EXCERPTED RECORDS:

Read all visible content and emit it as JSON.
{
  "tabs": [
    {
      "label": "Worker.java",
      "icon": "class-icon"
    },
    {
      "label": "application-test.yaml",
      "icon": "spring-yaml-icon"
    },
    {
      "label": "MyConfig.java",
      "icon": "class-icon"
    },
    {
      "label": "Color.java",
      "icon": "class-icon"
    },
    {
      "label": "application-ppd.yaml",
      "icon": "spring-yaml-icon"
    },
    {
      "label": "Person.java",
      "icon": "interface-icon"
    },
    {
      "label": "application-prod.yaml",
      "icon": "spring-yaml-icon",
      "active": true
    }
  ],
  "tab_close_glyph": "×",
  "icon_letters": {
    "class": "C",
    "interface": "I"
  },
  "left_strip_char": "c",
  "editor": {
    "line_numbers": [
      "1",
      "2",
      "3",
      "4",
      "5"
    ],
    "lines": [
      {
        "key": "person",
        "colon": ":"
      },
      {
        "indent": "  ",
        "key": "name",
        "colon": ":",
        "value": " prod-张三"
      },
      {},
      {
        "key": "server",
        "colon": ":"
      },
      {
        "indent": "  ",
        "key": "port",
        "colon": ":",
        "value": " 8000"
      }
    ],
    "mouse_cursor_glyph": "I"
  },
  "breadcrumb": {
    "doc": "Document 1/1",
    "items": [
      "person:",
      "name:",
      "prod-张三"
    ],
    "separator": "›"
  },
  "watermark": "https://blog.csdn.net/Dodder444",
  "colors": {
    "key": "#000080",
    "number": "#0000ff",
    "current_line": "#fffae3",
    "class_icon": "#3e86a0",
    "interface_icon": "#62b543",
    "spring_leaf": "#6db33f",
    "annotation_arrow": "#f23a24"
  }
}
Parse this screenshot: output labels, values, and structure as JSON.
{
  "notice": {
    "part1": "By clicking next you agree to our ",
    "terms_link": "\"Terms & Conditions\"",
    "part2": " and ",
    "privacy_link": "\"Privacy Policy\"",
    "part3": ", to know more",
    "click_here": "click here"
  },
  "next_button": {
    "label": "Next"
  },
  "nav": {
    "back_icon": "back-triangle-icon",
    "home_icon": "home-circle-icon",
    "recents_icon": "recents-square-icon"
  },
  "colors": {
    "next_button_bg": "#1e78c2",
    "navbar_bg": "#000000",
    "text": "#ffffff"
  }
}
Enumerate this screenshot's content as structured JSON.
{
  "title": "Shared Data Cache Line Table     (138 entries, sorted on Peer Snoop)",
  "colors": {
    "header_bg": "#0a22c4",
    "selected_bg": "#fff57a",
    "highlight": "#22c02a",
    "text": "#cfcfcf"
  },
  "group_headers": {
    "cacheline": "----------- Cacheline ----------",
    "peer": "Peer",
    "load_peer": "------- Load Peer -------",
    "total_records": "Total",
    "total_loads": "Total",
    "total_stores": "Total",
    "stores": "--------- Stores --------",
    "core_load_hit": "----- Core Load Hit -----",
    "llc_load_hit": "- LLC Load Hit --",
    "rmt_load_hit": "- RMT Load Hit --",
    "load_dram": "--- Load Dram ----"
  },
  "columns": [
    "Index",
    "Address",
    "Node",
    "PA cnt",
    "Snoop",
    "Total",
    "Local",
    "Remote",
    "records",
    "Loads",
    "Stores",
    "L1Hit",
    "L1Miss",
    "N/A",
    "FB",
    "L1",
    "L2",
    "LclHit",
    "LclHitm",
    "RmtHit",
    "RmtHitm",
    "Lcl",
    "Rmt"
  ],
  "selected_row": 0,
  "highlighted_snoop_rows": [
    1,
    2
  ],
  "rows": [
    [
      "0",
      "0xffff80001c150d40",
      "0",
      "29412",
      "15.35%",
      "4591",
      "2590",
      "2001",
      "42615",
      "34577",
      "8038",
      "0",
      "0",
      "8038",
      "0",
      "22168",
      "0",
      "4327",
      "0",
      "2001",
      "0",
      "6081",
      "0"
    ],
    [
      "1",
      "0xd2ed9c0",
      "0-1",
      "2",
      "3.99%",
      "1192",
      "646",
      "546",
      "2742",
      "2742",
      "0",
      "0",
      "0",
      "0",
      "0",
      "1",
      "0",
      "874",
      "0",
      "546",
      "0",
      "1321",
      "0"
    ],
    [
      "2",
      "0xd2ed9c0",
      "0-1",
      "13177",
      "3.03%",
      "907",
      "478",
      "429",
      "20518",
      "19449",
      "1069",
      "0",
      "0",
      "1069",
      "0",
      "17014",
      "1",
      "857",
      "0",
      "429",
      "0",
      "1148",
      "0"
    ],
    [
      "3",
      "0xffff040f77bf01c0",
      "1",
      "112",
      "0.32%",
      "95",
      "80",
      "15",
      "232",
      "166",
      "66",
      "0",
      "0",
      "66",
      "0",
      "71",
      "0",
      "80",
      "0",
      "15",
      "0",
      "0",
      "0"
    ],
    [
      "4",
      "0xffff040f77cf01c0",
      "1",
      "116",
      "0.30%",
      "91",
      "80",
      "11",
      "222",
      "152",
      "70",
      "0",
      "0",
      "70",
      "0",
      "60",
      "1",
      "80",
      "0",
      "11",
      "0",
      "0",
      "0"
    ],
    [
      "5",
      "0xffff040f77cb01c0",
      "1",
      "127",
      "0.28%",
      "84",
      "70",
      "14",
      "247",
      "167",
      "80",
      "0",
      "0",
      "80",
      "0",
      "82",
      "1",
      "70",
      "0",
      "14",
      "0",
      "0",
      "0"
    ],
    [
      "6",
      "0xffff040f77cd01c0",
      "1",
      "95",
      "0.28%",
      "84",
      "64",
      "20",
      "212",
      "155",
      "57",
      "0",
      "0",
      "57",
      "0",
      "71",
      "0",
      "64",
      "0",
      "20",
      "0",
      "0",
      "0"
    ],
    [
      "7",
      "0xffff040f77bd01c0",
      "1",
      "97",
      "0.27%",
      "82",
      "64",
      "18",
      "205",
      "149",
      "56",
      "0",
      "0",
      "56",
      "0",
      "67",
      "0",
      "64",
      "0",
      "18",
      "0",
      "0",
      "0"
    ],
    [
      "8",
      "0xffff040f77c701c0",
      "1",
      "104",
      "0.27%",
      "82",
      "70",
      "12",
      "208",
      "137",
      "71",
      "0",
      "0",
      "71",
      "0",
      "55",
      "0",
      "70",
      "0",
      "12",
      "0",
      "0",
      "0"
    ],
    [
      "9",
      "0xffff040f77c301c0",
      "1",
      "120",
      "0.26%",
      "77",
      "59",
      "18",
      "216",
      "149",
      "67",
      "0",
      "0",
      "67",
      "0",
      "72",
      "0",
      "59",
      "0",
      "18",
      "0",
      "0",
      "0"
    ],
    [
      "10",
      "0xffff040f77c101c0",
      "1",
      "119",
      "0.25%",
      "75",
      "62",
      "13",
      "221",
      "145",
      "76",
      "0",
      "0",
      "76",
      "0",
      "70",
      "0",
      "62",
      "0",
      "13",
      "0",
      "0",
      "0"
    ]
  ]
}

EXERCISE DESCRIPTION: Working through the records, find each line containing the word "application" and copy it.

TASK ANSWER:
      "label": "application-test.yaml",
      "label": "application-ppd.yaml",
      "label": "application-prod.yaml",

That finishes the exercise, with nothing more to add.